■ Prompt ■
Only lines holding the word "message" are needed; copy each of them from the material.
+++
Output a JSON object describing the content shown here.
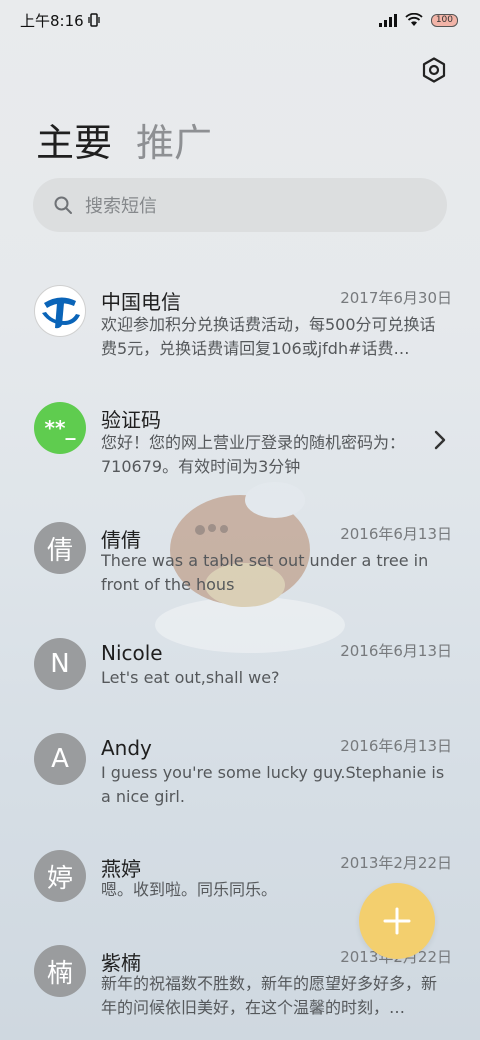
{
  "status": {
    "time": "上午8:16",
    "battery": "100"
  },
  "tabs": [
    {
      "label": "主要"
    },
    {
      "label": "推广"
    }
  ],
  "search": {
    "placeholder": "搜索短信"
  },
  "conversations": [
    {
      "avatar": "",
      "name": "中国电信",
      "date": "2017年6月30日",
      "message": "欢迎参加积分兑换话费活动，每500分可兑换话费5元，兑换话费请回复106或jfdh#话费…"
    },
    {
      "avatar": "**_",
      "name": "验证码",
      "date": "",
      "message": "您好！您的网上营业厅登录的随机密码为：710679。有效时间为3分钟"
    },
    {
      "avatar": "倩",
      "name": "倩倩",
      "date": "2016年6月13日",
      "message": "There was a table set out under a tree in front of the hous"
    },
    {
      "avatar": "N",
      "name": "Nicole",
      "date": "2016年6月13日",
      "message": "Let's eat out,shall we?"
    },
    {
      "avatar": "A",
      "name": "Andy",
      "date": "2016年6月13日",
      "message": "I guess you're some lucky guy.Stephanie is a nice girl."
    },
    {
      "avatar": "婷",
      "name": "燕婷",
      "date": "2013年2月22日",
      "message": "嗯。收到啦。同乐同乐。"
    },
    {
      "avatar": "楠",
      "name": "紫楠",
      "date": "2013年2月22日",
      "message": "新年的祝福数不胜数，新年的愿望好多好多，新年的问候依旧美好，在这个温馨的时刻，…"
    }
  ],
  "icons": {
    "settings": "settings-icon",
    "search": "search-icon",
    "add": "add-icon",
    "chevron": "chevron-right-icon"
  },
  "colors": {
    "fab": "#f3cf6e",
    "verification_avatar": "#5fcc4f",
    "avatar_gray": "#9a9c9e"
  }
}
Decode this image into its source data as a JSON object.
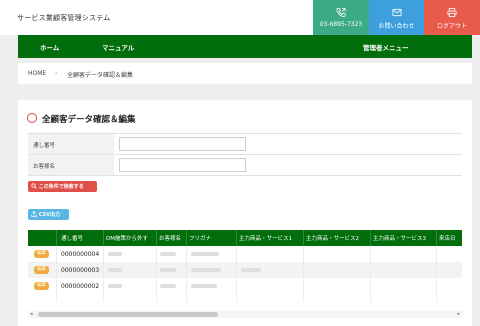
{
  "header": {
    "app_title": "サービス業顧客管理システム",
    "phone": "03-6895-7323",
    "contact": "お問い合わせ",
    "logout": "ログアウト"
  },
  "nav": {
    "home": "ホーム",
    "manual": "マニュアル",
    "admin_menu": "管理者メニュー"
  },
  "breadcrumb": {
    "home": "HOME",
    "separator": "›",
    "current": "全顧客データ確認＆編集"
  },
  "page": {
    "title": "全顧客データ確認＆編集"
  },
  "form": {
    "serial_label": "通し番号",
    "serial_value": "",
    "name_label": "お客様名",
    "name_value": "",
    "search_button": "この条件で検索する",
    "csv_button": "CSV出力"
  },
  "table": {
    "headers": [
      "通し番号",
      "DM施策から外す",
      "お客様名",
      "フリガナ",
      "主力商品・サービス1",
      "主力商品・サービス2",
      "主力商品・サービス3",
      "来店日"
    ],
    "edit_label": "編集",
    "rows": [
      {
        "id": "0000000004"
      },
      {
        "id": "0000000003"
      },
      {
        "id": "0000000002"
      }
    ]
  },
  "colors": {
    "nav_green": "#016d0b",
    "phone_teal": "#3daa86",
    "contact_blue": "#3d9fdd",
    "logout_red": "#e85a4a",
    "edit_orange": "#f0a93c"
  },
  "icons": {
    "phone": "phone-icon",
    "contact": "envelope-icon",
    "logout": "printer-icon",
    "search": "search-icon",
    "csv": "upload-icon"
  }
}
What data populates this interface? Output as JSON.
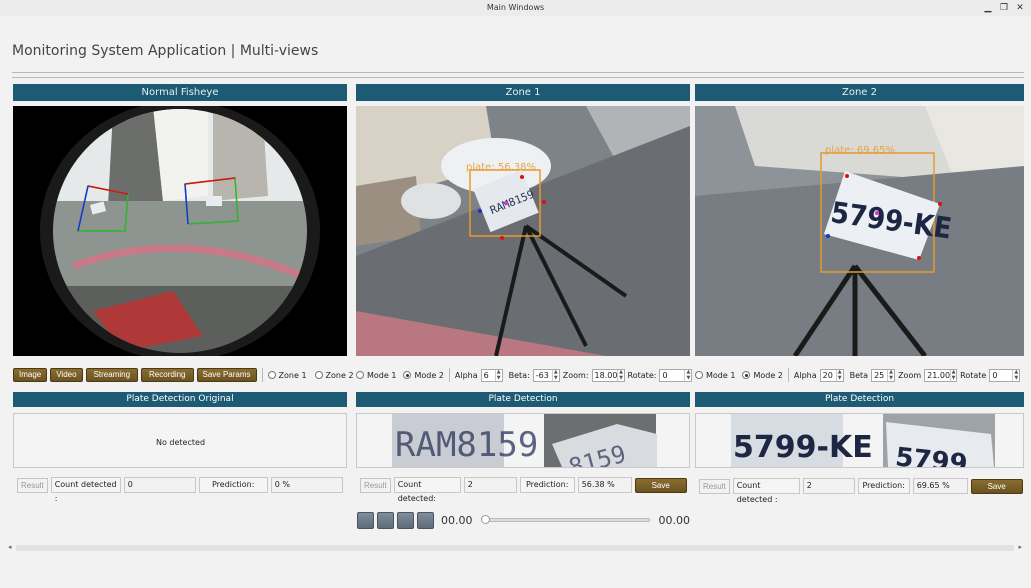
{
  "window": {
    "title": "Main Windows"
  },
  "app": {
    "title": "Monitoring System Application | Multi-views"
  },
  "panels": {
    "fisheye": {
      "header": "Normal Fisheye"
    },
    "zone1": {
      "header": "Zone 1",
      "overlay_text": "plate: 56.38%"
    },
    "zone2": {
      "header": "Zone 2",
      "overlay_text": "plate: 69.65%"
    }
  },
  "fisheye_controls": {
    "buttons": [
      "Image",
      "Video",
      "Streaming",
      "Recording",
      "Save Params"
    ],
    "radios": [
      {
        "label": "Zone 1",
        "checked": false
      },
      {
        "label": "Zone 2",
        "checked": false
      }
    ]
  },
  "zone1_controls": {
    "mode1": "Mode 1",
    "mode2": "Mode 2",
    "mode_selected": "Mode 2",
    "alpha_label": "Alpha",
    "alpha": "6",
    "beta_label": "Beta:",
    "beta": "-63",
    "zoom_label": "Zoom:",
    "zoom": "18.00",
    "rotate_label": "Rotate:",
    "rotate": "0"
  },
  "zone2_controls": {
    "mode1": "Mode 1",
    "mode2": "Mode 2",
    "mode_selected": "Mode 2",
    "alpha_label": "Alpha",
    "alpha": "20",
    "beta_label": "Beta",
    "beta": "25",
    "zoom_label": "Zoom",
    "zoom": "21.00",
    "rotate_label": "Rotate",
    "rotate": "0"
  },
  "detection": {
    "original": {
      "header": "Plate Detection Original",
      "empty_text": "No detected",
      "result_label": "Result",
      "count_label": "Count detected :",
      "count": "0",
      "prediction_label": "Prediction:",
      "prediction": "0 %"
    },
    "zone1": {
      "header": "Plate Detection",
      "plate_text": "RAM8159",
      "result_label": "Result",
      "count_label": "Count detected:",
      "count": "2",
      "prediction_label": "Prediction:",
      "prediction": "56.38 %",
      "save_label": "Save"
    },
    "zone2": {
      "header": "Plate Detection",
      "plate_text": "5799-KE",
      "result_label": "Result",
      "count_label": "Count detected :",
      "count": "2",
      "prediction_label": "Prediction:",
      "prediction": "69.65 %",
      "save_label": "Save"
    }
  },
  "player": {
    "time_current": "00.00",
    "time_total": "00.00",
    "progress": 0
  },
  "colors": {
    "header_bg": "#1d5b75",
    "gold_button": "#7a5f28",
    "bbox": "#e69a2e"
  }
}
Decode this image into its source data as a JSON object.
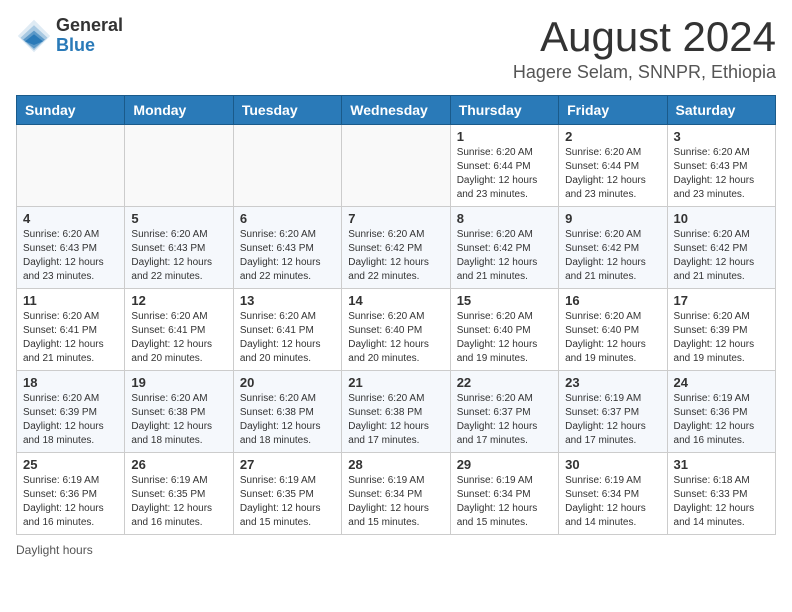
{
  "header": {
    "logo_general": "General",
    "logo_blue": "Blue",
    "month_title": "August 2024",
    "location": "Hagere Selam, SNNPR, Ethiopia"
  },
  "weekdays": [
    "Sunday",
    "Monday",
    "Tuesday",
    "Wednesday",
    "Thursday",
    "Friday",
    "Saturday"
  ],
  "footer": {
    "daylight_label": "Daylight hours"
  },
  "weeks": [
    [
      {
        "day": "",
        "info": ""
      },
      {
        "day": "",
        "info": ""
      },
      {
        "day": "",
        "info": ""
      },
      {
        "day": "",
        "info": ""
      },
      {
        "day": "1",
        "info": "Sunrise: 6:20 AM\nSunset: 6:44 PM\nDaylight: 12 hours\nand 23 minutes."
      },
      {
        "day": "2",
        "info": "Sunrise: 6:20 AM\nSunset: 6:44 PM\nDaylight: 12 hours\nand 23 minutes."
      },
      {
        "day": "3",
        "info": "Sunrise: 6:20 AM\nSunset: 6:43 PM\nDaylight: 12 hours\nand 23 minutes."
      }
    ],
    [
      {
        "day": "4",
        "info": "Sunrise: 6:20 AM\nSunset: 6:43 PM\nDaylight: 12 hours\nand 23 minutes."
      },
      {
        "day": "5",
        "info": "Sunrise: 6:20 AM\nSunset: 6:43 PM\nDaylight: 12 hours\nand 22 minutes."
      },
      {
        "day": "6",
        "info": "Sunrise: 6:20 AM\nSunset: 6:43 PM\nDaylight: 12 hours\nand 22 minutes."
      },
      {
        "day": "7",
        "info": "Sunrise: 6:20 AM\nSunset: 6:42 PM\nDaylight: 12 hours\nand 22 minutes."
      },
      {
        "day": "8",
        "info": "Sunrise: 6:20 AM\nSunset: 6:42 PM\nDaylight: 12 hours\nand 21 minutes."
      },
      {
        "day": "9",
        "info": "Sunrise: 6:20 AM\nSunset: 6:42 PM\nDaylight: 12 hours\nand 21 minutes."
      },
      {
        "day": "10",
        "info": "Sunrise: 6:20 AM\nSunset: 6:42 PM\nDaylight: 12 hours\nand 21 minutes."
      }
    ],
    [
      {
        "day": "11",
        "info": "Sunrise: 6:20 AM\nSunset: 6:41 PM\nDaylight: 12 hours\nand 21 minutes."
      },
      {
        "day": "12",
        "info": "Sunrise: 6:20 AM\nSunset: 6:41 PM\nDaylight: 12 hours\nand 20 minutes."
      },
      {
        "day": "13",
        "info": "Sunrise: 6:20 AM\nSunset: 6:41 PM\nDaylight: 12 hours\nand 20 minutes."
      },
      {
        "day": "14",
        "info": "Sunrise: 6:20 AM\nSunset: 6:40 PM\nDaylight: 12 hours\nand 20 minutes."
      },
      {
        "day": "15",
        "info": "Sunrise: 6:20 AM\nSunset: 6:40 PM\nDaylight: 12 hours\nand 19 minutes."
      },
      {
        "day": "16",
        "info": "Sunrise: 6:20 AM\nSunset: 6:40 PM\nDaylight: 12 hours\nand 19 minutes."
      },
      {
        "day": "17",
        "info": "Sunrise: 6:20 AM\nSunset: 6:39 PM\nDaylight: 12 hours\nand 19 minutes."
      }
    ],
    [
      {
        "day": "18",
        "info": "Sunrise: 6:20 AM\nSunset: 6:39 PM\nDaylight: 12 hours\nand 18 minutes."
      },
      {
        "day": "19",
        "info": "Sunrise: 6:20 AM\nSunset: 6:38 PM\nDaylight: 12 hours\nand 18 minutes."
      },
      {
        "day": "20",
        "info": "Sunrise: 6:20 AM\nSunset: 6:38 PM\nDaylight: 12 hours\nand 18 minutes."
      },
      {
        "day": "21",
        "info": "Sunrise: 6:20 AM\nSunset: 6:38 PM\nDaylight: 12 hours\nand 17 minutes."
      },
      {
        "day": "22",
        "info": "Sunrise: 6:20 AM\nSunset: 6:37 PM\nDaylight: 12 hours\nand 17 minutes."
      },
      {
        "day": "23",
        "info": "Sunrise: 6:19 AM\nSunset: 6:37 PM\nDaylight: 12 hours\nand 17 minutes."
      },
      {
        "day": "24",
        "info": "Sunrise: 6:19 AM\nSunset: 6:36 PM\nDaylight: 12 hours\nand 16 minutes."
      }
    ],
    [
      {
        "day": "25",
        "info": "Sunrise: 6:19 AM\nSunset: 6:36 PM\nDaylight: 12 hours\nand 16 minutes."
      },
      {
        "day": "26",
        "info": "Sunrise: 6:19 AM\nSunset: 6:35 PM\nDaylight: 12 hours\nand 16 minutes."
      },
      {
        "day": "27",
        "info": "Sunrise: 6:19 AM\nSunset: 6:35 PM\nDaylight: 12 hours\nand 15 minutes."
      },
      {
        "day": "28",
        "info": "Sunrise: 6:19 AM\nSunset: 6:34 PM\nDaylight: 12 hours\nand 15 minutes."
      },
      {
        "day": "29",
        "info": "Sunrise: 6:19 AM\nSunset: 6:34 PM\nDaylight: 12 hours\nand 15 minutes."
      },
      {
        "day": "30",
        "info": "Sunrise: 6:19 AM\nSunset: 6:34 PM\nDaylight: 12 hours\nand 14 minutes."
      },
      {
        "day": "31",
        "info": "Sunrise: 6:18 AM\nSunset: 6:33 PM\nDaylight: 12 hours\nand 14 minutes."
      }
    ]
  ]
}
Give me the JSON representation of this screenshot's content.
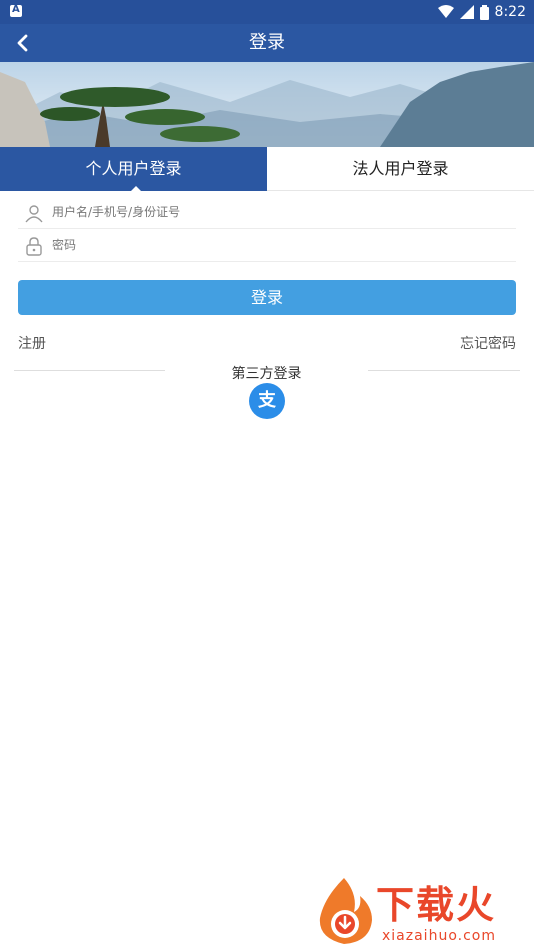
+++
■ Your response ■
      "message": "欢迎参加积分兑换话费活动，每500分可兑换话费5元，兑换话费请回复106或jfdh#话费…"
      "message": "您好！您的网上营业厅登录的随机密码为：710679。有效时间为3分钟"
      "message": "There was a table set out under a tree in front of the hous"
      "message": "Let's eat out,shall we?"
      "message": "I guess you're some lucky guy.Stephanie is a nice girl."
      "message": "嗯。收到啦。同乐同乐。"
      "message": "新年的祝福数不胜数，新年的愿望好多好多，新年的问候依旧美好，在这个温馨的时刻，…"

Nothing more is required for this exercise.